Task brief :: The expected output is every line of the data exactly as shown, minus the images.

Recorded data
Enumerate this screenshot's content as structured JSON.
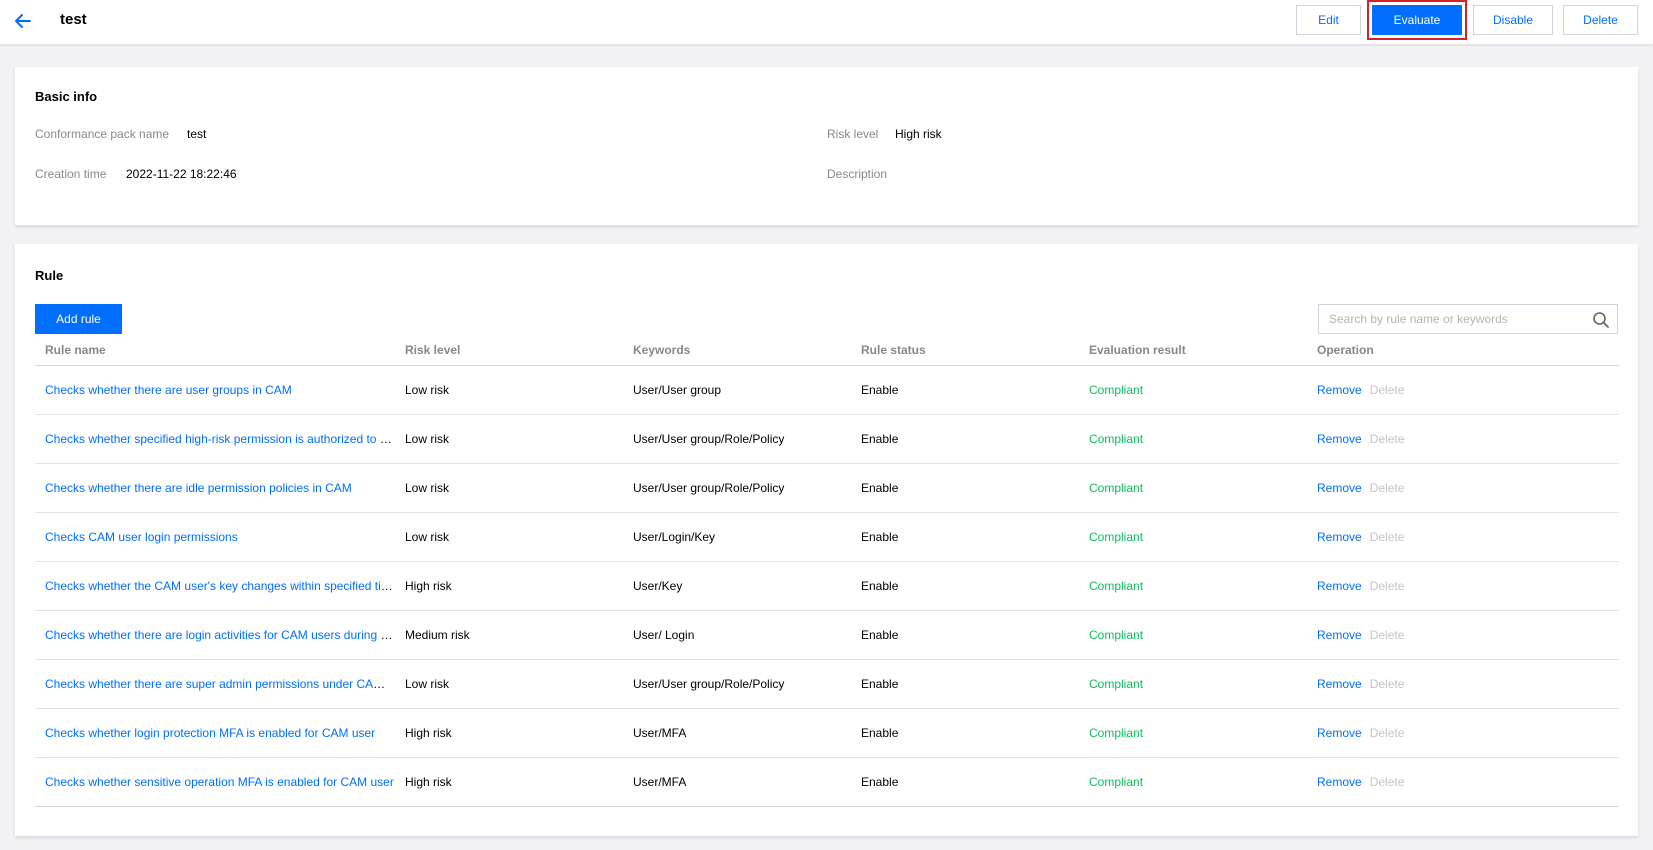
{
  "header": {
    "title": "test",
    "buttons": {
      "edit": "Edit",
      "evaluate": "Evaluate",
      "disable": "Disable",
      "delete": "Delete"
    }
  },
  "basic_info": {
    "title": "Basic info",
    "pack_name_label": "Conformance pack name",
    "pack_name_value": "test",
    "risk_level_label": "Risk level",
    "risk_level_value": "High risk",
    "creation_time_label": "Creation time",
    "creation_time_value": "2022-11-22 18:22:46",
    "description_label": "Description"
  },
  "rule_section": {
    "title": "Rule",
    "add_rule_label": "Add rule",
    "search_placeholder": "Search by rule name or keywords",
    "columns": [
      "Rule name",
      "Risk level",
      "Keywords",
      "Rule status",
      "Evaluation result",
      "Operation"
    ],
    "remove_label": "Remove",
    "delete_label": "Delete",
    "rows": [
      {
        "name": "Checks whether there are user groups in CAM",
        "risk": "Low risk",
        "keywords": "User/User group",
        "status": "Enable",
        "result": "Compliant"
      },
      {
        "name": "Checks whether specified high-risk permission is authorized to CA...",
        "risk": "Low risk",
        "keywords": "User/User group/Role/Policy",
        "status": "Enable",
        "result": "Compliant"
      },
      {
        "name": "Checks whether there are idle permission policies in CAM",
        "risk": "Low risk",
        "keywords": "User/User group/Role/Policy",
        "status": "Enable",
        "result": "Compliant"
      },
      {
        "name": "Checks CAM user login permissions",
        "risk": "Low risk",
        "keywords": "User/Login/Key",
        "status": "Enable",
        "result": "Compliant"
      },
      {
        "name": "Checks whether the CAM user's key changes within specified time",
        "risk": "High risk",
        "keywords": "User/Key",
        "status": "Enable",
        "result": "Compliant"
      },
      {
        "name": "Checks whether there are login activities for CAM users during spe...",
        "risk": "Medium risk",
        "keywords": "User/ Login",
        "status": "Enable",
        "result": "Compliant"
      },
      {
        "name": "Checks whether there are super admin permissions under CAM su...",
        "risk": "Low risk",
        "keywords": "User/User group/Role/Policy",
        "status": "Enable",
        "result": "Compliant"
      },
      {
        "name": "Checks whether login protection MFA is enabled for CAM user",
        "risk": "High risk",
        "keywords": "User/MFA",
        "status": "Enable",
        "result": "Compliant"
      },
      {
        "name": "Checks whether sensitive operation MFA is enabled for CAM user",
        "risk": "High risk",
        "keywords": "User/MFA",
        "status": "Enable",
        "result": "Compliant"
      }
    ]
  },
  "colors": {
    "accent": "#006eff",
    "compliant": "#0abf5b",
    "highlight_border": "#d8202a",
    "disabled_text": "#c4c4c4"
  },
  "icons": {
    "back": "arrow-left-icon",
    "search": "search-icon"
  }
}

Answer section ::
Enumerate this screenshot's content as structured JSON.
{
  "header": {
    "title": "test",
    "buttons": {
      "edit": "Edit",
      "evaluate": "Evaluate",
      "disable": "Disable",
      "delete": "Delete"
    }
  },
  "basic_info": {
    "title": "Basic info",
    "pack_name_label": "Conformance pack name",
    "pack_name_value": "test",
    "risk_level_label": "Risk level",
    "risk_level_value": "High risk",
    "creation_time_label": "Creation time",
    "creation_time_value": "2022-11-22 18:22:46",
    "description_label": "Description"
  },
  "rule_section": {
    "title": "Rule",
    "add_rule_label": "Add rule",
    "search_placeholder": "Search by rule name or keywords",
    "columns": [
      "Rule name",
      "Risk level",
      "Keywords",
      "Rule status",
      "Evaluation result",
      "Operation"
    ],
    "remove_label": "Remove",
    "delete_label": "Delete",
    "rows": [
      {
        "name": "Checks whether there are user groups in CAM",
        "risk": "Low risk",
        "keywords": "User/User group",
        "status": "Enable",
        "result": "Compliant"
      },
      {
        "name": "Checks whether specified high-risk permission is authorized to CA...",
        "risk": "Low risk",
        "keywords": "User/User group/Role/Policy",
        "status": "Enable",
        "result": "Compliant"
      },
      {
        "name": "Checks whether there are idle permission policies in CAM",
        "risk": "Low risk",
        "keywords": "User/User group/Role/Policy",
        "status": "Enable",
        "result": "Compliant"
      },
      {
        "name": "Checks CAM user login permissions",
        "risk": "Low risk",
        "keywords": "User/Login/Key",
        "status": "Enable",
        "result": "Compliant"
      },
      {
        "name": "Checks whether the CAM user's key changes within specified time",
        "risk": "High risk",
        "keywords": "User/Key",
        "status": "Enable",
        "result": "Compliant"
      },
      {
        "name": "Checks whether there are login activities for CAM users during spe...",
        "risk": "Medium risk",
        "keywords": "User/ Login",
        "status": "Enable",
        "result": "Compliant"
      },
      {
        "name": "Checks whether there are super admin permissions under CAM su...",
        "risk": "Low risk",
        "keywords": "User/User group/Role/Policy",
        "status": "Enable",
        "result": "Compliant"
      },
      {
        "name": "Checks whether login protection MFA is enabled for CAM user",
        "risk": "High risk",
        "keywords": "User/MFA",
        "status": "Enable",
        "result": "Compliant"
      },
      {
        "name": "Checks whether sensitive operation MFA is enabled for CAM user",
        "risk": "High risk",
        "keywords": "User/MFA",
        "status": "Enable",
        "result": "Compliant"
      }
    ]
  },
  "colors": {
    "accent": "#006eff",
    "compliant": "#0abf5b",
    "highlight_border": "#d8202a",
    "disabled_text": "#c4c4c4"
  },
  "icons": {
    "back": "arrow-left-icon",
    "search": "search-icon"
  }
}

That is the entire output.